Could you restate every record below word for word?

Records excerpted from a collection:
● ● ● ● ● ● ●

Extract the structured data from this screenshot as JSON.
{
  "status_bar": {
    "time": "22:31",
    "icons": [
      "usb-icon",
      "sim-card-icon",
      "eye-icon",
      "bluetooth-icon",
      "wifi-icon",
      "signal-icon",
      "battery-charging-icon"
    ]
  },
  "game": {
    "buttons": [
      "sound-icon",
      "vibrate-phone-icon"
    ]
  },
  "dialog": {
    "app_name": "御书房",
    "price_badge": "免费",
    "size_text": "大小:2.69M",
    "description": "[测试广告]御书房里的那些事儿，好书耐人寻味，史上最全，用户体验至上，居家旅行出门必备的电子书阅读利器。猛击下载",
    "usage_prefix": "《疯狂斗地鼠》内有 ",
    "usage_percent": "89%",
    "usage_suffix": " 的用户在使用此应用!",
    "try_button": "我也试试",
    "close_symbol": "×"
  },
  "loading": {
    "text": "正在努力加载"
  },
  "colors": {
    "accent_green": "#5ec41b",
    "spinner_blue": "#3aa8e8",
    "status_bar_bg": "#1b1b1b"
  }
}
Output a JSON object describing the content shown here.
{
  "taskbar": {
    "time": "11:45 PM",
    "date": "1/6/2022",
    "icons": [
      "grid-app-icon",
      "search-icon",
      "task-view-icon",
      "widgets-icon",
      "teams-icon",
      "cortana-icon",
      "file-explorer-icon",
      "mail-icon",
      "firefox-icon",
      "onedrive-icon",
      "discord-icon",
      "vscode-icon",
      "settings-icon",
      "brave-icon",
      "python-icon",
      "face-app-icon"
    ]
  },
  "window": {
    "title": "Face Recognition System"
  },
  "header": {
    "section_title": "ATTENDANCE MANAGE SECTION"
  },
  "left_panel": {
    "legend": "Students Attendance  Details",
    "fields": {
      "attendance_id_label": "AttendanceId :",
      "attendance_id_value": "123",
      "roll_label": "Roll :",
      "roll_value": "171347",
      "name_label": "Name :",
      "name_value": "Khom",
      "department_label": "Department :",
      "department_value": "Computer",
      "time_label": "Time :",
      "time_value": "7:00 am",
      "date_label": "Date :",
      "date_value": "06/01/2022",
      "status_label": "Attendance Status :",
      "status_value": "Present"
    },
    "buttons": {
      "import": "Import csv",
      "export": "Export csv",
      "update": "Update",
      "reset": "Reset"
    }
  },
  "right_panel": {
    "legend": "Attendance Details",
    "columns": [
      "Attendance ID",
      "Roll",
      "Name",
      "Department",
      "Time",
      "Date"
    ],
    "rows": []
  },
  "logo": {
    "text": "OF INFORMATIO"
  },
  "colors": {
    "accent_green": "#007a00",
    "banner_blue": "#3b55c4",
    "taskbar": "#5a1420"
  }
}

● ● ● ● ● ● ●

- EXPECTED OUTPUT:
Extract the structured data from this screenshot as JSON.
{
  "status_bar": {
    "time": "22:31",
    "icons": [
      "usb-icon",
      "sim-card-icon",
      "eye-icon",
      "bluetooth-icon",
      "wifi-icon",
      "signal-icon",
      "battery-charging-icon"
    ]
  },
  "game": {
    "buttons": [
      "sound-icon",
      "vibrate-phone-icon"
    ]
  },
  "dialog": {
    "app_name": "御书房",
    "price_badge": "免费",
    "size_text": "大小:2.69M",
    "description": "[测试广告]御书房里的那些事儿，好书耐人寻味，史上最全，用户体验至上，居家旅行出门必备的电子书阅读利器。猛击下载",
    "usage_prefix": "《疯狂斗地鼠》内有 ",
    "usage_percent": "89%",
    "usage_suffix": " 的用户在使用此应用!",
    "try_button": "我也试试",
    "close_symbol": "×"
  },
  "loading": {
    "text": "正在努力加载"
  },
  "colors": {
    "accent_green": "#5ec41b",
    "spinner_blue": "#3aa8e8",
    "status_bar_bg": "#1b1b1b"
  }
}
Output a JSON object describing the content shown here.
{
  "taskbar": {
    "time": "11:45 PM",
    "date": "1/6/2022",
    "icons": [
      "grid-app-icon",
      "search-icon",
      "task-view-icon",
      "widgets-icon",
      "teams-icon",
      "cortana-icon",
      "file-explorer-icon",
      "mail-icon",
      "firefox-icon",
      "onedrive-icon",
      "discord-icon",
      "vscode-icon",
      "settings-icon",
      "brave-icon",
      "python-icon",
      "face-app-icon"
    ]
  },
  "window": {
    "title": "Face Recognition System"
  },
  "header": {
    "section_title": "ATTENDANCE MANAGE SECTION"
  },
  "left_panel": {
    "legend": "Students Attendance  Details",
    "fields": {
      "attendance_id_label": "AttendanceId :",
      "attendance_id_value": "123",
      "roll_label": "Roll :",
      "roll_value": "171347",
      "name_label": "Name :",
      "name_value": "Khom",
      "department_label": "Department :",
      "department_value": "Computer",
      "time_label": "Time :",
      "time_value": "7:00 am",
      "date_label": "Date :",
      "date_value": "06/01/2022",
      "status_label": "Attendance Status :",
      "status_value": "Present"
    },
    "buttons": {
      "import": "Import csv",
      "export": "Export csv",
      "update": "Update",
      "reset": "Reset"
    }
  },
  "right_panel": {
    "legend": "Attendance Details",
    "columns": [
      "Attendance ID",
      "Roll",
      "Name",
      "Department",
      "Time",
      "Date"
    ],
    "rows": []
  },
  "logo": {
    "text": "OF INFORMATIO"
  },
  "colors": {
    "accent_green": "#007a00",
    "banner_blue": "#3b55c4",
    "taskbar": "#5a1420"
  }
}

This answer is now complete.